Home » fine art, OL Weekly, theater

Book Review: Hamlet Globe to Globe

By (April 21, 2017) No Comment

Hamlet Globe to Globe:

Two Years, 190,000 Miles, 197 Countries, One Play

by Dominic Dromgoole

Grove Press, 2017

At one point late in his enormously satisfying new book Hamlet Globe to Globe, Dominic Dromgoole, artistic director of the Globe Theatre, is talking about putting on Hamlet in Lima, Peru, in the literary home of magical realism, and he charmingly makes the case for the ways his production can speak to that tradition:

Hamlet, and indeed most Shakespeare, happily qualifies to share space within the magical-realism tradition. There is no shortage of levels. You’ve got a Ghost, who pops up on three occasions; you have streams of consciousness and songs of confusion and need expressed through blank verse; you have politics, both in the regime change which precedes the play and the revolution that continually threatens it; you have the ludic shifting of different realities with the play within the play; you have the classical backdrop with the speeches on the fall of Troy; there’s a bit of broad clowning humour with the Gravediggers, which actually manages on occasion to be funny; you have a love story, both domestic and epic; there’s family politics; there’s fabulism and stories folding into other stories; there’s even a generational saga element with the Fortinbrases and the Hamlets fighting it out through time. It’s hard to imagine a Garcia Marquez or a Vargas Llosa or an Allende that manages to stuff in more, or that takes greater pleasure in the telling.

Even so brief an articulation of play’s appeal makes one thing obvious: that appeal certainly seems to move well

Paapa Essiedu as Hamlet

beyond a concern about magical realism – looks multi-legged enough to be universal. And in honor of the 450th anniversary of Shakespeare’s birth, the Globe decided on the most epic, exhausting, exorbitant test of that universality imaginable: to take the show on the road and bring Hamlet to every country on Earth. And the resulting book is a treasure not only of travel writing – naturally, Dromgoole and his fellow players have all the misadventures you might expect in the course of such ramshackle adventures – but of Hamlet insights that snap with the energy of an insider who’s been working with this material for years. In the course of the book, all of the play’s most memorable passages are worked over in this way, including the most famous of all, the “to be or not to be” soliloquy:

Those six grave yet flighted syllables, the bareness and the directness of them, an arrow of expressed thought. A hero, with all that Shakespeare’s audiences had come to expect from heroes, a hero who has the courage to ask the simplest question of all, and to ask it in its simplest form. Six syllables, thirteen letters, and everything packed within them. A question, not a statement. With no certainty in the right response. Hamlet has carried us thus far, we are in part him, in part his friend, and now he asks on our behalf the question that sits at the centre of our lives. The speed at which it is presented wrong-foots us.

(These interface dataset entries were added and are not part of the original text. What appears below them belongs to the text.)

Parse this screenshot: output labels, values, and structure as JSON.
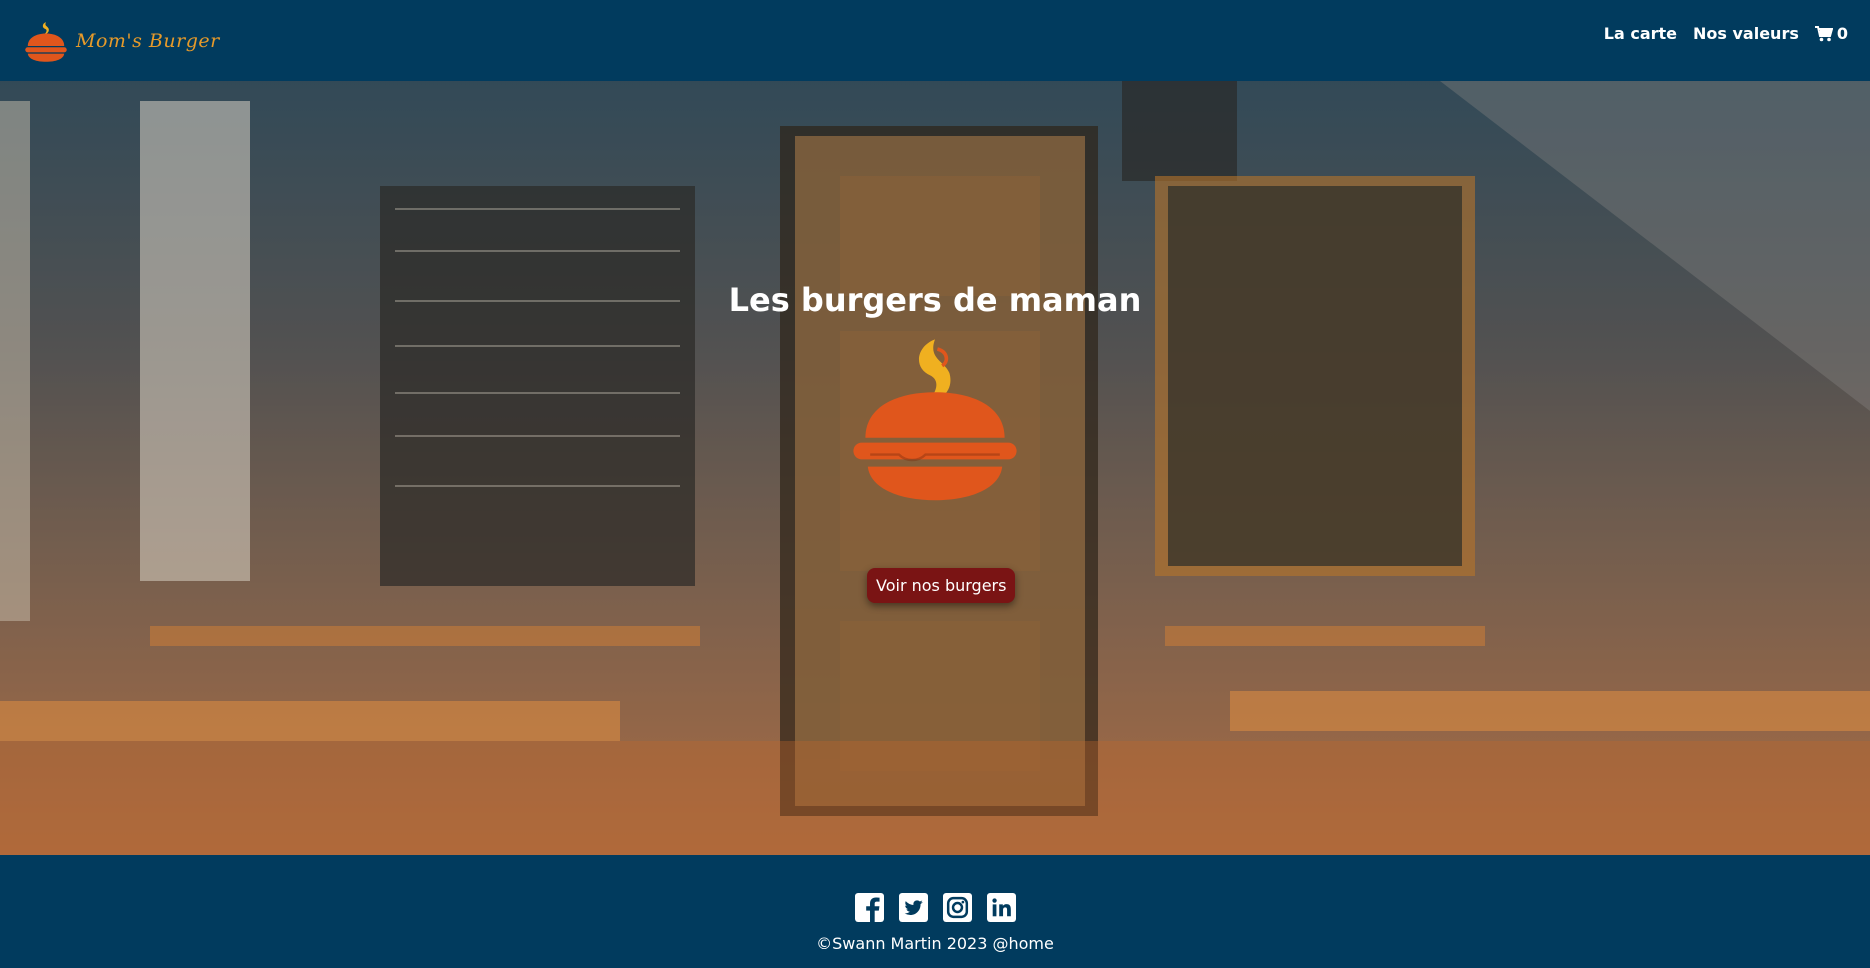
{
  "brand": {
    "name": "Mom's Burger",
    "icon": "burger-logo-icon"
  },
  "nav": {
    "links": [
      "La carte",
      "Nos valeurs"
    ],
    "cart_icon": "shopping-cart-icon",
    "cart_count": "0"
  },
  "hero": {
    "title": "Les burgers de maman",
    "cta_label": "Voir nos burgers",
    "logo_icon": "burger-logo-icon",
    "background_image": "restaurant-interior-photo"
  },
  "footer": {
    "socials": [
      "facebook-icon",
      "twitter-icon",
      "instagram-icon",
      "linkedin-icon"
    ],
    "copyright": "©Swann Martin 2023 @home"
  },
  "colors": {
    "navy": "#013b5e",
    "accent_orange": "#e0561c",
    "logo_yellow": "#f0b020",
    "cta_red": "#7a1414",
    "brand_gold": "#e69a2a"
  }
}
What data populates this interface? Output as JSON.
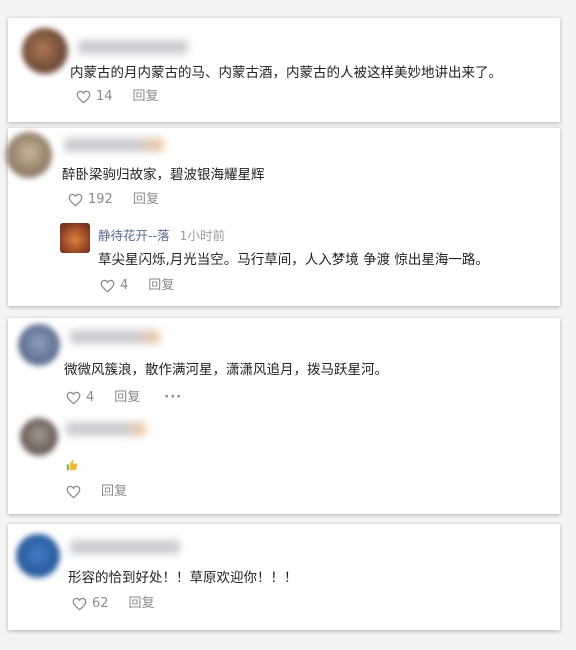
{
  "comments": [
    {
      "text": "内蒙古的月内蒙古的马、内蒙古酒，内蒙古的人被这样美妙地讲出来了。",
      "likes": "14",
      "reply_label": "回复"
    },
    {
      "text": "醉卧梁驹归故家，碧波银海耀星辉",
      "likes": "192",
      "reply_label": "回复",
      "sub_reply": {
        "author": "静待花开--落",
        "time": "1小时前",
        "text": "草尖星闪烁,月光当空。马行草间，人入梦境 争渡 惊出星海一路。",
        "likes": "4",
        "reply_label": "回复"
      }
    },
    {
      "text": "微微风簇浪，散作满河星，潇潇风追月，拨马跃星河。",
      "likes": "4",
      "reply_label": "回复",
      "more_label": "···",
      "sub_reply": {
        "emoji": "thumbs-up-icon",
        "reply_label": "回复"
      }
    },
    {
      "text": "形容的恰到好处！！草原欢迎你！！！",
      "likes": "62",
      "reply_label": "回复"
    }
  ],
  "colors": {
    "link": "#576b95",
    "muted": "#8a8a8a",
    "text": "#222222"
  }
}
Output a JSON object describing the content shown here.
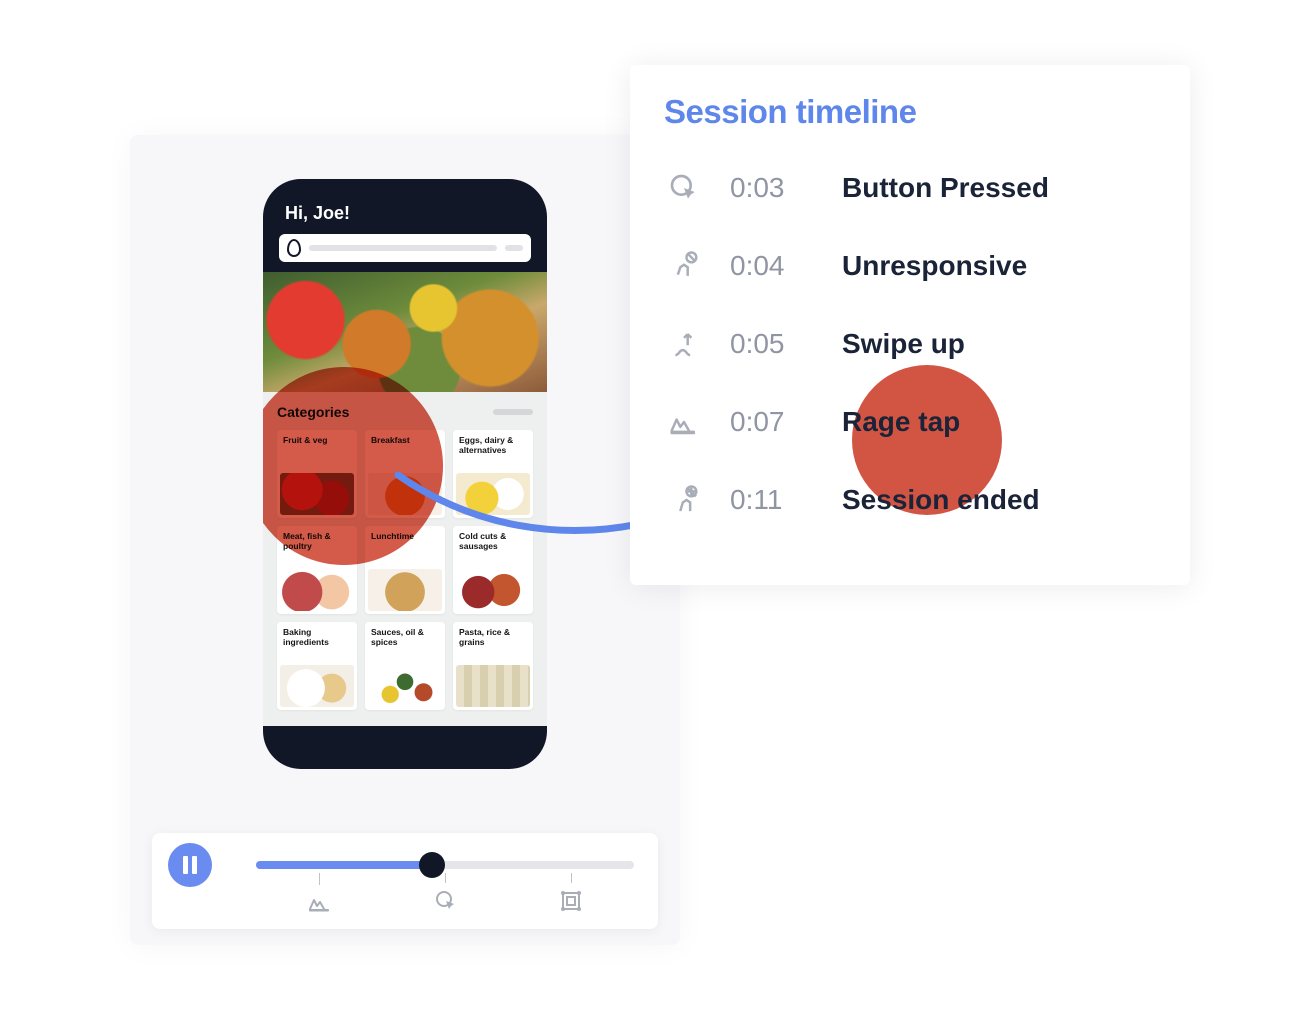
{
  "colors": {
    "accent": "#6a8cf0",
    "rage": "#d04c3a",
    "ink": "#1a2337",
    "muted": "#8f95a3",
    "panel": "#f7f7f9"
  },
  "phone": {
    "greeting": "Hi, Joe!",
    "categories_heading": "Categories",
    "categories": [
      {
        "label": "Fruit & veg"
      },
      {
        "label": "Breakfast"
      },
      {
        "label": "Eggs, dairy & alternatives"
      },
      {
        "label": "Meat, fish & poultry"
      },
      {
        "label": "Lunchtime"
      },
      {
        "label": "Cold cuts & sausages"
      },
      {
        "label": "Baking ingredients"
      },
      {
        "label": "Sauces, oil & spices"
      },
      {
        "label": "Pasta, rice & grains"
      }
    ]
  },
  "timeline": {
    "title": "Session timeline",
    "events": [
      {
        "icon": "pointer-click-icon",
        "time": "0:03",
        "label": "Button Pressed"
      },
      {
        "icon": "unresponsive-icon",
        "time": "0:04",
        "label": "Unresponsive"
      },
      {
        "icon": "swipe-up-icon",
        "time": "0:05",
        "label": "Swipe up"
      },
      {
        "icon": "rage-tap-icon",
        "time": "0:07",
        "label": "Rage tap"
      },
      {
        "icon": "session-ended-icon",
        "time": "0:11",
        "label": "Session ended"
      }
    ]
  },
  "playback": {
    "state": "playing",
    "progress": 0.45
  }
}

It’s illuminating, watching Hamlet shift and change in reaction to both the moods and trials of the company but also in reaction to the wildly different places where the scene is laid, from English-speaking countries where the play is routinely taught in school to far-flung foreign cultures that know nothing of the original literature and concentrate instead – always to fascinating effect – on the raw essentials of what’s happening on the stage. And always Dromgoole is quick to notice the resonances that are special to each locale, like the performance in Kiev attended by the President-Elect of Ukraine:

Most of all, I was happy that this was a bright Hamlet, a renaissance Hamlet, a celebration of his energy. On this bright evening for this town, it would have been impertinent to come from western Europe and sulk and moan and pule in their general direction. To joy in this remarkable Prince, and in his desire to find a modern, and a new, in a world that stands stiffly and uncomprehendingly against it, felt right. It felt like a due tribute to the moment we were in. Much didn’t land, much did, and yet at the end, the audience erupted and cheered.

Hamlet Globe to Globe will likewise have its audience cheering; this is the best, most consistently fascinating Hamlet book to appear in many publishing seasons.